Palatine restaurant can reopen after workers move out of basement, owners pay $2,000 fine
A Palatine restaurant can reopen after the village ordered it closed for 14 days following the discovery of workers living and sleeping in its basement.
The Dream Place, a Chinese eatery at 1280 E. Dundee Road, paid a $2,000 fine and addressed all outstanding code violations, so it can resume operations, Village Manager Reid Ottesen found at a hearing Tuesday. Ottesen required the restaurant to pay the cost of the hearing's court reporter, or $491.60, within 10 days.
The three restaurant workers, all males, were found by firefighters when they responded to a call about 1:45 a.m. Sept. 6 caused by smoke coming from a 10-gallon pot of food on a burner.
The workers slept in the basement, which was outfitted with mattresses, linens and personal objects. Officials also discovered a bucket of urine and a makeshift shower built with a shower head attached to the sink in one of the bathrooms.

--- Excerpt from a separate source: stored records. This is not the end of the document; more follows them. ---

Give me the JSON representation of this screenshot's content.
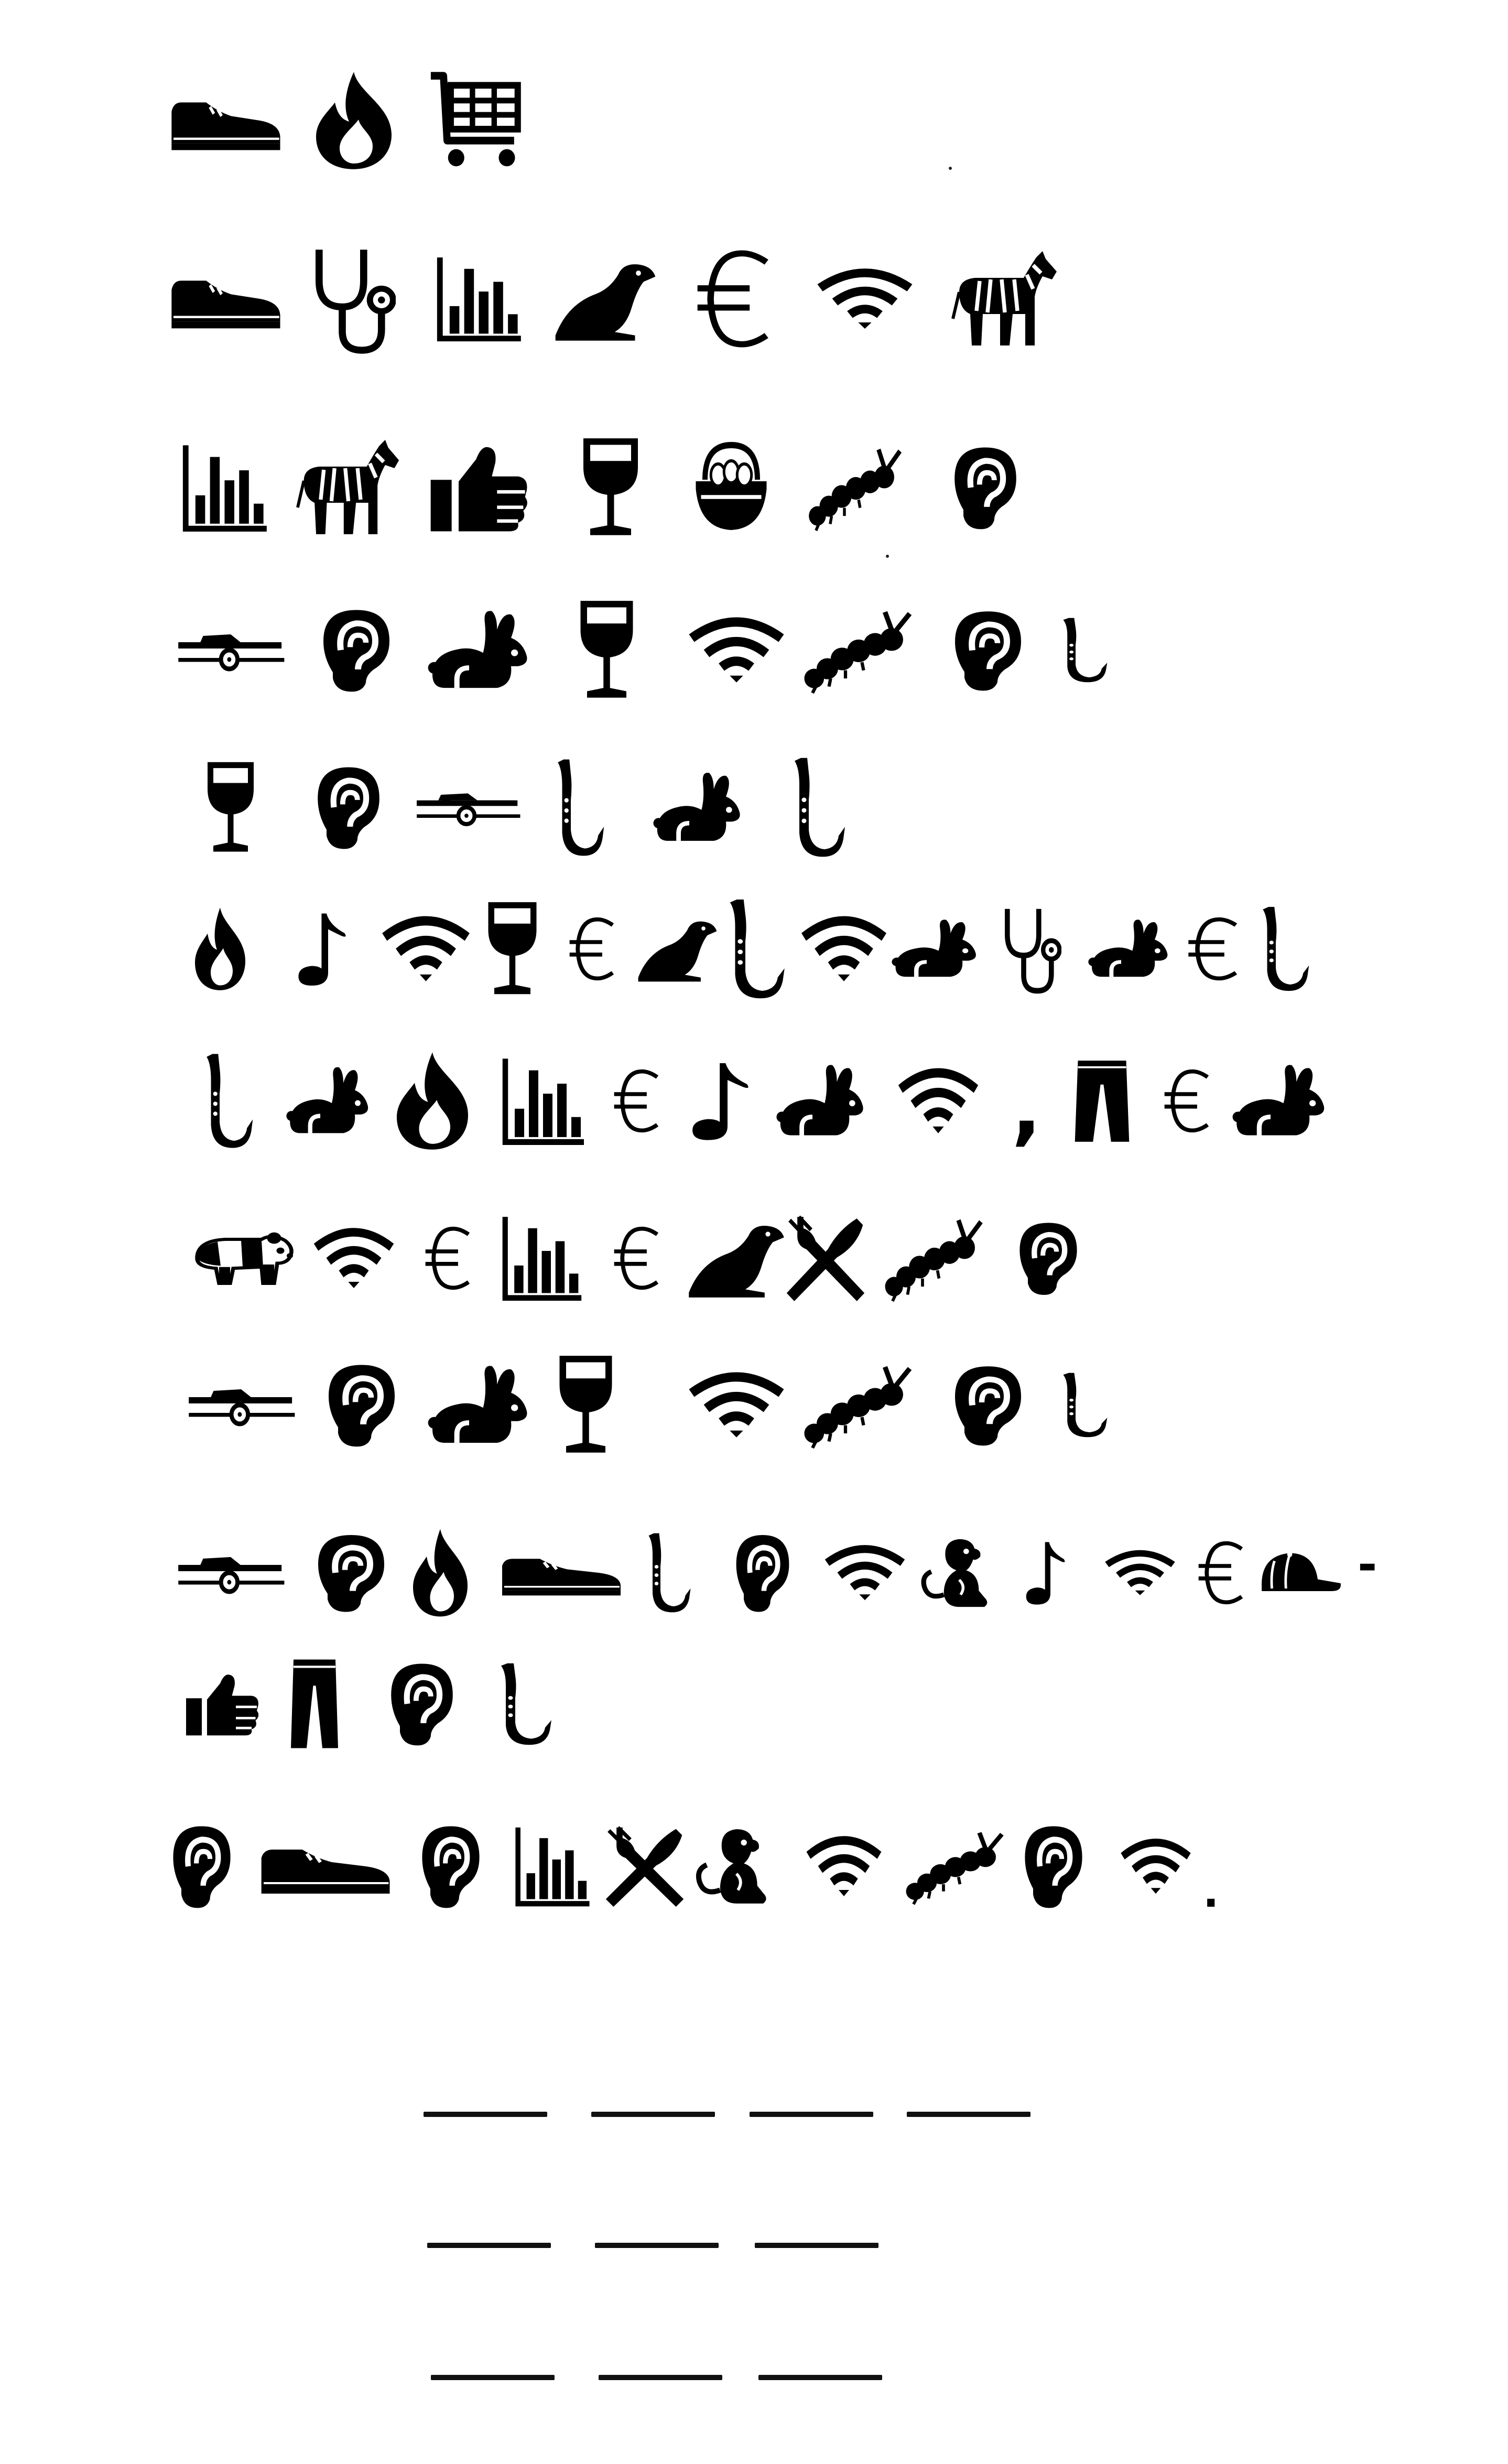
{
  "puzzle": {
    "rows": [
      [
        "shoe-icon",
        "fire-icon",
        "shopping-cart-icon"
      ],
      [
        "shoe-icon",
        "stethoscope-icon",
        "bar-chart-icon",
        "seal-icon",
        "euro-icon",
        "wifi-icon",
        "zebra-icon"
      ],
      [
        "bar-chart-icon",
        "zebra-icon",
        "thumbs-up-icon",
        "wine-glass-icon",
        "egg-basket-icon",
        "caterpillar-icon",
        "ear-icon"
      ],
      [
        "trailer-icon",
        "ear-icon",
        "rabbit-icon",
        "wine-glass-icon",
        "wifi-icon",
        "caterpillar-icon",
        "ear-icon",
        "saxophone-icon"
      ],
      [
        "wine-glass-icon",
        "ear-icon",
        "trailer-icon",
        "saxophone-icon",
        "rabbit-icon",
        "saxophone-icon"
      ],
      [
        "fire-icon",
        "music-note-icon",
        "wifi-icon",
        "wine-glass-icon",
        "euro-icon",
        "seal-icon",
        "saxophone-icon",
        "wifi-icon",
        "rabbit-icon",
        "stethoscope-icon",
        "rabbit-icon",
        "euro-icon",
        "saxophone-icon"
      ],
      [
        "saxophone-icon",
        "rabbit-icon",
        "fire-icon",
        "bar-chart-icon",
        "euro-icon",
        "music-note-icon",
        "rabbit-icon",
        "wifi-icon",
        "comma",
        "trousers-icon",
        "euro-icon",
        "rabbit-icon"
      ],
      [
        "panda-icon",
        "wifi-icon",
        "euro-icon",
        "bar-chart-icon",
        "euro-icon",
        "seal-icon",
        "fork-knife-icon",
        "caterpillar-icon",
        "ear-icon"
      ],
      [
        "trailer-icon",
        "ear-icon",
        "rabbit-icon",
        "wine-glass-icon",
        "wifi-icon",
        "caterpillar-icon",
        "ear-icon",
        "saxophone-icon"
      ],
      [
        "trailer-icon",
        "ear-icon",
        "fire-icon",
        "shoe-icon",
        "saxophone-icon",
        "ear-icon",
        "wifi-icon",
        "monkey-icon",
        "music-note-icon",
        "wifi-icon",
        "euro-icon",
        "cap-icon",
        "hyphen"
      ],
      [
        "thumbs-up-icon",
        "trousers-icon",
        "ear-icon",
        "saxophone-icon"
      ],
      [
        "ear-icon",
        "shoe-icon",
        "ear-icon",
        "bar-chart-icon",
        "fork-knife-icon",
        "monkey-icon",
        "wifi-icon",
        "caterpillar-icon",
        "ear-icon",
        "wifi-icon",
        "period"
      ]
    ],
    "punctuation": {
      "comma": ",",
      "hyphen": "-",
      "period": "."
    },
    "answer_blanks": [
      4,
      3,
      3
    ],
    "ink_color": "#000000",
    "background_color": "#ffffff"
  }
}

The restaurant was found in violation of village code at a hearing Sept. 15 presided over by Ottesen.
Village sanitarian Nicole Nichols testified Tuesday she found no sign of workers living in the basement during her most recent inspection. Ottesen also had required the restaurant, which let its liquor license expire June 30, to remove all alcohol from its premises; Nichols testified that took place.
Xiao Lin, the restaurant's manager, said The Dream Place might reopen Thursday but more likely this weekend.
Lin testified two weeks ago that he knew it wasn't right to let people sleep downstairs and promised it wouldn't happen anymore. The workers slept in enclosed areas of the basement, away from any food storage or food preparation, he said.
The restaurant's business license is under the name Double L International Management LLC. Its business license application from October 2018 lists Yicheng Liu as the owner/president and Lin as owner. Other documents list only Liu as the owner.
The property owner is Antonio Comacchio, with a P.O. box address in Bensenville.
Ottesen asked Lin about a "for rent" sign in the window of the restaurant. Lin said the landlord might lease a portion to someone else. Ottesen replied that in that case, the landlord must go through the proper zoning process.
Lin said Tuesday that one of the three workers now is living in an apartment in Palatine, while the two others left the state. Village Attorney Patrick Brankin asked Lin to give the address of the remaining worker to village officials.
"We just want to make sure that the people that were living there were properly housed," Brankin said.
All restaurants have to adhere to the same standards, but The Dream Place can expect a "higher level of scrutiny" during upcoming routine inspections, Ottesen said after the hearing.